Panelists will consider the distinct business and demographic populations roughly a half mile (0.8 km) around the Walnut Hill Lane and Denton Drive DART station, and advise on the following:
- The policy and regulatory adjustments that should be considered to affect localized investments and broaden the types of small and minority- and women-owned business enterprises in the study area;
- Policy, planning, and design opportunities to reduce resident vulnerability to extreme heat and other extreme weather;
- The types of infrastructure investments that would make multimodal transport easier and more frequented by the area’s residents and workers;
- Design types and infrastructure needed to attract and sustain a growing population of mixed-income residents while ensuring climate resilience and environmental justice; and
- Which stakeholders and organizations need to be brought together to affect the physical environment, economic growth, and quality of life for residents and workers.
The panel will be chaired by Ladd Keith, assistant professor of planning and sustainable built environments and chair, sustainable built environments, University of Arizona, Tucson. “We are excited to bring the experience of our ULI members to the city of Dallas through the innovative virtual Advisory Services panel format,” says Keith. “Our panel will examine the social, economic, and environmental conditions of the Walnut Hill DART Station study area, listen to a variety of stakeholders, and use their expertise to offer practical recommendations to equitably enhance the resilience of the community.”
Keith will be joined on the panel by Pegy Brimhall, principal, Figurd Development, San Antonio, Texas; Jill Allen Dixon, associate principal planner, Sasaki, Boston; Chanceé Lundy, co-owner, Nspiregreen LLC, Washington, D.C.; and Riki Nishimura, associate principal, Populous, San Francisco.

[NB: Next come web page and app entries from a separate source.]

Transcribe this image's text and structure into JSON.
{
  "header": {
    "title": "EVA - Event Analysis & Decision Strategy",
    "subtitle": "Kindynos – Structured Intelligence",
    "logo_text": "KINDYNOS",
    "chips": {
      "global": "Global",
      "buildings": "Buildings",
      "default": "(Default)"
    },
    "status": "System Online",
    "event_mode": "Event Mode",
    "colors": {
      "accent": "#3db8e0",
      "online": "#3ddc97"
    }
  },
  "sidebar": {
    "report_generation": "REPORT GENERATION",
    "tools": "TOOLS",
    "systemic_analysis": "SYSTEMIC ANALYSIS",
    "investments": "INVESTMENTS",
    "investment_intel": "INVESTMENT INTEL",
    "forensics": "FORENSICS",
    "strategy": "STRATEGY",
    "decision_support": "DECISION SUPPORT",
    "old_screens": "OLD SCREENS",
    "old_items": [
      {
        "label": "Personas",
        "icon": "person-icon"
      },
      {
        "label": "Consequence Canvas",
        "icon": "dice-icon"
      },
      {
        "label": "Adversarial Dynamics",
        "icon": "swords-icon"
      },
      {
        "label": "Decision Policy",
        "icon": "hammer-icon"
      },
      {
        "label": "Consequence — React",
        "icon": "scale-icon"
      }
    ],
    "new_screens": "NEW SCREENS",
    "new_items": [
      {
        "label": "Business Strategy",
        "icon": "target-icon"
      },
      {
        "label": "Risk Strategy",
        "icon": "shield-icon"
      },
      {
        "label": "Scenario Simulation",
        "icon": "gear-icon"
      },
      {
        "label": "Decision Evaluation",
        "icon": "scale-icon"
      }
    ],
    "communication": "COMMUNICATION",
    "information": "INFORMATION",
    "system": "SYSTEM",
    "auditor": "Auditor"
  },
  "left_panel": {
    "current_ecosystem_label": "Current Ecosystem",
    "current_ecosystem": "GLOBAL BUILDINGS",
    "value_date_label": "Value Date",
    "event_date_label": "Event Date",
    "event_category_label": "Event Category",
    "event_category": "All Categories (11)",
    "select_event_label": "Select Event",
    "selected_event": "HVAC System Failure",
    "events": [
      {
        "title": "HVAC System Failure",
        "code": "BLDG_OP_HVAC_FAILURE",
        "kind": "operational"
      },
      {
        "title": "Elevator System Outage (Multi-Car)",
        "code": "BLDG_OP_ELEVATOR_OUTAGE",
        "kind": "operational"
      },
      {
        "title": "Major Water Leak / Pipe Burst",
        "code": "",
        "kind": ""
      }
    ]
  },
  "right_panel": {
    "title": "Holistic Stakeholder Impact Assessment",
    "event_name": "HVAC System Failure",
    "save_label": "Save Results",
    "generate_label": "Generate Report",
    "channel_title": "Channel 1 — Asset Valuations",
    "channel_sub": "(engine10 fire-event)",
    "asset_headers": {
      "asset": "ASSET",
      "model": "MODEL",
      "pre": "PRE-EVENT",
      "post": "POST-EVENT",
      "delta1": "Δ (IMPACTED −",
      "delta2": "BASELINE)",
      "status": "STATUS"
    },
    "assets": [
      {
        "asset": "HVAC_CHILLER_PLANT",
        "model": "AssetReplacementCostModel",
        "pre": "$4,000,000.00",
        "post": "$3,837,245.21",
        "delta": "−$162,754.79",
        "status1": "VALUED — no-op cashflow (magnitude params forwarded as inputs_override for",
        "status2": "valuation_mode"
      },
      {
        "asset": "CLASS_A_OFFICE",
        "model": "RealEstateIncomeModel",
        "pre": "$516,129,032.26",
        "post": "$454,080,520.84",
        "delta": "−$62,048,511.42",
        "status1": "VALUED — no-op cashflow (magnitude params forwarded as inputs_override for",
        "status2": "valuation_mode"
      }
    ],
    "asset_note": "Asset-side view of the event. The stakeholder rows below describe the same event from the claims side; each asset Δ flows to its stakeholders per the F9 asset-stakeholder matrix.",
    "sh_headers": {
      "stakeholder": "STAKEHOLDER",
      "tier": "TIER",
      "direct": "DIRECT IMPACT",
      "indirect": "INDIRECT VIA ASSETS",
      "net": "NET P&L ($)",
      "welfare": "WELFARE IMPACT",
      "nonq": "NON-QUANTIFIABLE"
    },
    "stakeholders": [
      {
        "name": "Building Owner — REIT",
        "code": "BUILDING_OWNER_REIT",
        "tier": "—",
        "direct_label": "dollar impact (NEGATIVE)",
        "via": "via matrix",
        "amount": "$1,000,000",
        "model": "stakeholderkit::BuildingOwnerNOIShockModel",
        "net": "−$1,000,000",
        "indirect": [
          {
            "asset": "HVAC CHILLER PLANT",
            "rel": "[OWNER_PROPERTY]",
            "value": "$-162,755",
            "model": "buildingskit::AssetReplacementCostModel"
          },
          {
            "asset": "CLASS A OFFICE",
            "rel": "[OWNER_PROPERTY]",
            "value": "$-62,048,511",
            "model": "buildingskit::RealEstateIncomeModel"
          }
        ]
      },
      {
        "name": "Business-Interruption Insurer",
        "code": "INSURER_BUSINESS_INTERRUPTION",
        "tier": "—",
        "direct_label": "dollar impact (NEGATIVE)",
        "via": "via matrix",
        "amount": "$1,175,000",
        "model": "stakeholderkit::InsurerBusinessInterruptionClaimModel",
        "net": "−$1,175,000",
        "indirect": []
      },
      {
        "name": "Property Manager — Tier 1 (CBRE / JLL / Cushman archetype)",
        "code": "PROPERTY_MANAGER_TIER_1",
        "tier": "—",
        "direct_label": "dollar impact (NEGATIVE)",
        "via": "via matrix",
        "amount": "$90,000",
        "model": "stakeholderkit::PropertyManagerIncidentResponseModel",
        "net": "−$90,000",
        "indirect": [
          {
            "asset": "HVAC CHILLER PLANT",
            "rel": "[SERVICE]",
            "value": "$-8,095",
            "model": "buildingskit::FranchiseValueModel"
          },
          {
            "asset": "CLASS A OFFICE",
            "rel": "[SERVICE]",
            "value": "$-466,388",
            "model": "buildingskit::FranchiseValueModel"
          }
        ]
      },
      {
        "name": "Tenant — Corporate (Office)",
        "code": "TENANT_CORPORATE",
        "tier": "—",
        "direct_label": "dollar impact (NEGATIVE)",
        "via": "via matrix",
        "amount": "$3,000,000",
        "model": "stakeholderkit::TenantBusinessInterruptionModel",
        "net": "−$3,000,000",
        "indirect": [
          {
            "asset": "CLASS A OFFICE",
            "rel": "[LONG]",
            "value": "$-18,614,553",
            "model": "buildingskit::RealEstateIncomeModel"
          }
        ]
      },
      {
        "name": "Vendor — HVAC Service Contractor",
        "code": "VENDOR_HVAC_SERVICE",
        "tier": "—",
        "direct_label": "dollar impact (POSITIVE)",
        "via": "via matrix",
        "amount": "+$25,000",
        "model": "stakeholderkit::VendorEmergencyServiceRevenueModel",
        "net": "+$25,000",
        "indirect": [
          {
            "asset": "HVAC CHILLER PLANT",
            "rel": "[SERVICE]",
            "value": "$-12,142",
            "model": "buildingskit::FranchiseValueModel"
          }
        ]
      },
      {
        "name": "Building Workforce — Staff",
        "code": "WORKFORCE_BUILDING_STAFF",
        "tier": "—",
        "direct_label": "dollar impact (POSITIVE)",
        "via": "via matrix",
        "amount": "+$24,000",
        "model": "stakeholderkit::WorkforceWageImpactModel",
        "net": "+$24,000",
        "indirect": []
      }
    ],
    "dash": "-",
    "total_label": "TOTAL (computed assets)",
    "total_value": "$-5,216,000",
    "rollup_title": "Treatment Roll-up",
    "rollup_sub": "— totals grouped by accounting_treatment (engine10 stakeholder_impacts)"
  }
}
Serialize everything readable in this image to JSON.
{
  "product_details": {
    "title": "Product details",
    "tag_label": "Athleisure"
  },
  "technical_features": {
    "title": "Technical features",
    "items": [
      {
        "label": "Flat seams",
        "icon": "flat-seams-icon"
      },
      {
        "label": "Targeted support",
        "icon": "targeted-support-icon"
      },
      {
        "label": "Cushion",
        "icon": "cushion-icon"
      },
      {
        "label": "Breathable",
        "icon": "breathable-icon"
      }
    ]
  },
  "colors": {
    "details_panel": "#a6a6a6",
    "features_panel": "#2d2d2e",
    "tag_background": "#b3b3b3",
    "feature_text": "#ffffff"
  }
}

The assignment for Dallas is one of eight projects in an advisory services, technical assistance, and peer learning program called the Resilient Land Use Cohort (RLUC) being supported by JPMorgan Chase to advance the Institute’s promotion of climate resilience. With JPMorgan Chase’s support, ULI is leveraging the substantial expertise of its members to provide guidance on community building in a way that helps preserve the environment as well as foster a high quality of life.
This panel is a virtual Advisory Services panel (vASP), a new Advisory Services product created as a response to continuing ULI’s mission of creating vibrant, sustainable communities during the COVID-19 pandemic. The vASP is a two-and-a-half-day panel that convenes a multi-disciplinary team of between four and six experts from across the United States who possess a range of professional backgrounds and use their collective skills to meet the needs of an identified land use or policy challenge.
Now in its 72nd year, the ULI Advisory Services program assembles experts in the fields of real estate and land use planning to participate on panels worldwide, offering recommendations for complex planning and development projects, programs, and policies. Panels have developed more than 700 studies for a broad range of land uses, ranging from waterfront properties to inner-city retail.
According to Thomas Eitler, senior vice president of ULI’s Advisory Services program, the strength of the program lies in the Institute’s unique ability to draw on the substantial knowledge of its 45,000-plus members, including land developers, engineers, public officials, academics, lenders, architects, planners, and urban designers. “The independent views of the panelists bring a fresh perspective to the land use challenge,” Eitler says. “The Advisory Services program is all about offering creative, innovative approaches to community building.”